(Dataset rows for apps and sites)

######

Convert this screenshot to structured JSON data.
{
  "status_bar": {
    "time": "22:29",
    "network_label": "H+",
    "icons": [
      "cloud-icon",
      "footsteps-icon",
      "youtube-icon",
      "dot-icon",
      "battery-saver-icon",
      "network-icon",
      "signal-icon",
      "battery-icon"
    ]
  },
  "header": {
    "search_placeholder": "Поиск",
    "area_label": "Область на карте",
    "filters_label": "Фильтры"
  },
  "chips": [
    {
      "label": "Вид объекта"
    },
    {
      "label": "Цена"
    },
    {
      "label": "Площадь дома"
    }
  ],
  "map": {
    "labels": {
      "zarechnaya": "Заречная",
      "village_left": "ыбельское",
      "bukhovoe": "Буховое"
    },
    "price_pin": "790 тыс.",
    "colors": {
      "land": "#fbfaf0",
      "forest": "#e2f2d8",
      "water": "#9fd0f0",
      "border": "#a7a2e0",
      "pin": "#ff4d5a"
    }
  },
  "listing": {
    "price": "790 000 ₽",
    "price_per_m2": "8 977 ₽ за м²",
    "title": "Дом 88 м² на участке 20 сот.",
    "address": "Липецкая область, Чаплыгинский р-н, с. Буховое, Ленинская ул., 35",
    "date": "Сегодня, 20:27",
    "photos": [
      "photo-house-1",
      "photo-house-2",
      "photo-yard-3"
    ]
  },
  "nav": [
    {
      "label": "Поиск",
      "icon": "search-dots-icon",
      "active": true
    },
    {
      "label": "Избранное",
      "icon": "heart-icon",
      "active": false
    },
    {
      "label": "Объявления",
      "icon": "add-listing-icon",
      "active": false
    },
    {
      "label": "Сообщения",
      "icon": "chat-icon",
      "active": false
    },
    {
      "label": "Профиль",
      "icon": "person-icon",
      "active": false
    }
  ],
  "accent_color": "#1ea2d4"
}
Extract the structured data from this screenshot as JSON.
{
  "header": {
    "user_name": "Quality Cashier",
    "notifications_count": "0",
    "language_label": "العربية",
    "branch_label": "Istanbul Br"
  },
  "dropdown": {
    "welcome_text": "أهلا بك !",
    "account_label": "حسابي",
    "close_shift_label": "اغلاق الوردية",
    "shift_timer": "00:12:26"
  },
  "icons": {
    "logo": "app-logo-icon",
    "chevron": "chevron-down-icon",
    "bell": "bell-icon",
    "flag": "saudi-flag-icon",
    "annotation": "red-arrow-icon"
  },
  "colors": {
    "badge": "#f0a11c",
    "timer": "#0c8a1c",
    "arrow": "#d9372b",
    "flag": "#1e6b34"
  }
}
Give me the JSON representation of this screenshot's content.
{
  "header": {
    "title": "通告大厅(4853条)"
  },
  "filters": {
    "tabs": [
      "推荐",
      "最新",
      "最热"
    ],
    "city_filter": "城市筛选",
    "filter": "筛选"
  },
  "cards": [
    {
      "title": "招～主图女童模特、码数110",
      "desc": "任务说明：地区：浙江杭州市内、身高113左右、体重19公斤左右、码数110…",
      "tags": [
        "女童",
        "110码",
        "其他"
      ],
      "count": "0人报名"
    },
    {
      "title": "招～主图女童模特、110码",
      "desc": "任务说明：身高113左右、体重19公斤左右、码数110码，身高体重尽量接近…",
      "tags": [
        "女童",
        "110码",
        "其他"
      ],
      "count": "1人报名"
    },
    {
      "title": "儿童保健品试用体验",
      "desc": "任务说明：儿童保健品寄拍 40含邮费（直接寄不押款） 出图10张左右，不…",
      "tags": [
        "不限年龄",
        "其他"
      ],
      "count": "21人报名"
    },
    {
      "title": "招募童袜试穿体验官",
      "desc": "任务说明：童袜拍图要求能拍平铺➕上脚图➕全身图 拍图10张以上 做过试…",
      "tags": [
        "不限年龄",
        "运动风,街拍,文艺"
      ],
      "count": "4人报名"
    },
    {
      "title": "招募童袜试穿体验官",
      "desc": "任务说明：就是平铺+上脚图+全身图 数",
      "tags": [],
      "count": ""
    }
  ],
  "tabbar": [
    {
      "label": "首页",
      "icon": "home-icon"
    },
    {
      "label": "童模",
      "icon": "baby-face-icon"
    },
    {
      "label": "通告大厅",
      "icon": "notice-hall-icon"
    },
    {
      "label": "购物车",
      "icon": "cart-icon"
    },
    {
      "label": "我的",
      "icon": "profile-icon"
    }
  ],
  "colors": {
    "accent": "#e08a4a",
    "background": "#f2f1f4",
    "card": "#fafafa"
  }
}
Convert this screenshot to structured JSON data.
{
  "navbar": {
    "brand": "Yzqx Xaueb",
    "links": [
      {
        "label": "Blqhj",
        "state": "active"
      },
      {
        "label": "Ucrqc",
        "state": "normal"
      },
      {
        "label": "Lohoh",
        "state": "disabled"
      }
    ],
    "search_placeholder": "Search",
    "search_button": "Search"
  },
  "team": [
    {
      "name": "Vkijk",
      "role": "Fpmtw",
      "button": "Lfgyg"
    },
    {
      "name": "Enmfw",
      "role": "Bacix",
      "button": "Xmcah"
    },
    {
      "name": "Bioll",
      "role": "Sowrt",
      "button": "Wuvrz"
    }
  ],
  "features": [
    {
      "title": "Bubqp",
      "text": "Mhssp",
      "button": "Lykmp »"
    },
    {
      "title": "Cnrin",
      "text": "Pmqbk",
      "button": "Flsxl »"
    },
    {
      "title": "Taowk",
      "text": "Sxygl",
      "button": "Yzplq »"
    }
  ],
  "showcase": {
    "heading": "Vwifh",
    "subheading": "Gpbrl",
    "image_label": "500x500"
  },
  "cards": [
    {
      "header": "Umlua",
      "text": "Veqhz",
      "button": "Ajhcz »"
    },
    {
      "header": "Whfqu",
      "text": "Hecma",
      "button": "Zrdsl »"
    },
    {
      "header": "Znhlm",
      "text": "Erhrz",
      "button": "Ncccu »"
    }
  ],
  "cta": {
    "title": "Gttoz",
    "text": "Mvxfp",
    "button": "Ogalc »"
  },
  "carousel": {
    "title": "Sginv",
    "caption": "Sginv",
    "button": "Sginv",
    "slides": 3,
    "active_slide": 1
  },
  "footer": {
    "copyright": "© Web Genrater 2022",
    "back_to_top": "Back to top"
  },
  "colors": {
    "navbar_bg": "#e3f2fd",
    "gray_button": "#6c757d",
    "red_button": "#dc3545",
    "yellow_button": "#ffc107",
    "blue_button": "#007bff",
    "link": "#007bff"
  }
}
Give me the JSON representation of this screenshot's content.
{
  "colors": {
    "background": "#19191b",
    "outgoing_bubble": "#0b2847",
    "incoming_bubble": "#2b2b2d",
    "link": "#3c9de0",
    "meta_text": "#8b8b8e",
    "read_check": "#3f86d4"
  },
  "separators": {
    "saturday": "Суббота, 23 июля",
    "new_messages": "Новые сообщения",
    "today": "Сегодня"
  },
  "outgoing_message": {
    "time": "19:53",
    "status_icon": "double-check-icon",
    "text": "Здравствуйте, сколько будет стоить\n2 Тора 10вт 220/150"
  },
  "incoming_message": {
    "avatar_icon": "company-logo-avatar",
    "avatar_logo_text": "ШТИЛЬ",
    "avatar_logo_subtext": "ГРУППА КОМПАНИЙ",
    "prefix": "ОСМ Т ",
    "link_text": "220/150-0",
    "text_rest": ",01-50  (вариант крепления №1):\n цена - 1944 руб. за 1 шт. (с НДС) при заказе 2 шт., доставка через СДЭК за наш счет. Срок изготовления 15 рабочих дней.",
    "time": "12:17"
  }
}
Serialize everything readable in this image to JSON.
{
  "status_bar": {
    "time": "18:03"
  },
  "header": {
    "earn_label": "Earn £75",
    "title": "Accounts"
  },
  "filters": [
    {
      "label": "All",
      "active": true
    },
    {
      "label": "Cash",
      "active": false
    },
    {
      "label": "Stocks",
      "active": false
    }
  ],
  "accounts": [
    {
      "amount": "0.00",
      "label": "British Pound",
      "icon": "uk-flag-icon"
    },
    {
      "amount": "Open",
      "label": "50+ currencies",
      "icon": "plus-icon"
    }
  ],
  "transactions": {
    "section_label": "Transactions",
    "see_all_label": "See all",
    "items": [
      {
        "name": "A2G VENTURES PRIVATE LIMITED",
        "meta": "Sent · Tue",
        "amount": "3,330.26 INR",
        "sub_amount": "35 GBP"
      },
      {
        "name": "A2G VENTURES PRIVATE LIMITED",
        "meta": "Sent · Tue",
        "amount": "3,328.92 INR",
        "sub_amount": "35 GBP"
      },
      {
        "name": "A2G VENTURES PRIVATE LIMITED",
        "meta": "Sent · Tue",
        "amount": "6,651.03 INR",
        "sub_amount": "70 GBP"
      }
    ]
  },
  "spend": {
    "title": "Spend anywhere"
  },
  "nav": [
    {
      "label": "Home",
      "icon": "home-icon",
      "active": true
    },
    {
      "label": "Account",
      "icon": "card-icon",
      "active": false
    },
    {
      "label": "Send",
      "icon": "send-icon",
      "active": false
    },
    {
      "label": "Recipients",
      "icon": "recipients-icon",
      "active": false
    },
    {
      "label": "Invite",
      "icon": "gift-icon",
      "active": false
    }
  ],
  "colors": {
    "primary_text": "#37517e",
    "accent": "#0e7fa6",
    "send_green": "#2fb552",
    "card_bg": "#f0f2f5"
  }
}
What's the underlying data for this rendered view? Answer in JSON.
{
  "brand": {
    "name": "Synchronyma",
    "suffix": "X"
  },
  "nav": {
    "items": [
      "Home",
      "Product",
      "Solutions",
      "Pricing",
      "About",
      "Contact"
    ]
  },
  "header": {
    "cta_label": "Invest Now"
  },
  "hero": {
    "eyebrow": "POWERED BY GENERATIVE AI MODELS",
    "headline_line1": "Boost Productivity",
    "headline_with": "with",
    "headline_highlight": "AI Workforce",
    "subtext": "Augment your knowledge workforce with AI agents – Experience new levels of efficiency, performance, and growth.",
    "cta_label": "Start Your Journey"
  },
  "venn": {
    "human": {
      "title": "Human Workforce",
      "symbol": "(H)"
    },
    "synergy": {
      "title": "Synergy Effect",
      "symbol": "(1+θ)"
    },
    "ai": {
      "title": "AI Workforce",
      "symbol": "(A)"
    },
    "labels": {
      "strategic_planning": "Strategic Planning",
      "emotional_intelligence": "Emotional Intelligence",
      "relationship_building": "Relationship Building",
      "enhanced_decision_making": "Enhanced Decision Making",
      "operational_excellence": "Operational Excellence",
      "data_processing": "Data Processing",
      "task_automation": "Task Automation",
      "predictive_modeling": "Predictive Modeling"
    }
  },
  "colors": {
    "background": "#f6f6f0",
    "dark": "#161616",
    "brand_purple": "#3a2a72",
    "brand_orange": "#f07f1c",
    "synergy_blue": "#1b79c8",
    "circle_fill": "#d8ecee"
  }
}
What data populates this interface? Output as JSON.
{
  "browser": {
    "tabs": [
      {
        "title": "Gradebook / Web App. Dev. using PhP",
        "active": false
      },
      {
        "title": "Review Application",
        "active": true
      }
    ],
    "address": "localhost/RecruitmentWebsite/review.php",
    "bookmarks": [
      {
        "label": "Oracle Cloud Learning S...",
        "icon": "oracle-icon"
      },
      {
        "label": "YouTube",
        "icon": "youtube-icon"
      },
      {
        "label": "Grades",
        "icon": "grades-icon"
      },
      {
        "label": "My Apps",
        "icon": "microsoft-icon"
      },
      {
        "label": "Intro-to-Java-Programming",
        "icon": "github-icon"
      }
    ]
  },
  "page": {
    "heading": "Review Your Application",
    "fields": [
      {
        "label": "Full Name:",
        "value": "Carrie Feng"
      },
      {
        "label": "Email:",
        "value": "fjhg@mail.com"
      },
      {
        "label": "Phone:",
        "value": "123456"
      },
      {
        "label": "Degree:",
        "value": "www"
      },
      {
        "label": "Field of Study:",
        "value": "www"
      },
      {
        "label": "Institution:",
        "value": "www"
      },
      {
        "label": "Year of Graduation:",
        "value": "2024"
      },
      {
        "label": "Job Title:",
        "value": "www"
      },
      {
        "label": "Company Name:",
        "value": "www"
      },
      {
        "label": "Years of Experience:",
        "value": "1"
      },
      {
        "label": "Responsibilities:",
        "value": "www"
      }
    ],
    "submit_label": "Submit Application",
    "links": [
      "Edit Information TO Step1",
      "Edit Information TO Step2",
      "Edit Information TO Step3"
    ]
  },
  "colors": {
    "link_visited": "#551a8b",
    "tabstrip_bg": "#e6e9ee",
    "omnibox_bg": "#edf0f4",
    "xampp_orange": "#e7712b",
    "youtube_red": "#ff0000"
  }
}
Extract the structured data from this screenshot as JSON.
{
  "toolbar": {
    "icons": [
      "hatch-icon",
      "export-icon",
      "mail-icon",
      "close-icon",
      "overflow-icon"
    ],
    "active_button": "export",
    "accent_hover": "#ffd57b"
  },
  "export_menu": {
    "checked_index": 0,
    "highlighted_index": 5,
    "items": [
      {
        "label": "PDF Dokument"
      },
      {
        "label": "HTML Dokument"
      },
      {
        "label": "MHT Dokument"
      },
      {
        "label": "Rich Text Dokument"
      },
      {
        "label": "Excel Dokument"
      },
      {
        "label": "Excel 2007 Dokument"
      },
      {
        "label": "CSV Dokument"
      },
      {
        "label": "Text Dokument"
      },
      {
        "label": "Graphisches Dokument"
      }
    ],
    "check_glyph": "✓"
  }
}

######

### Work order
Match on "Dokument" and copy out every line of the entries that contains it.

### Solution to this problem
        "label": "PDF Dokument"
        "label": "HTML Dokument"
        "label": "MHT Dokument"
        "label": "Rich Text Dokument"
        "label": "Excel Dokument"
        "label": "Excel 2007 Dokument"
        "label": "CSV Dokument"
        "label": "Text Dokument"
        "label": "Graphisches Dokument"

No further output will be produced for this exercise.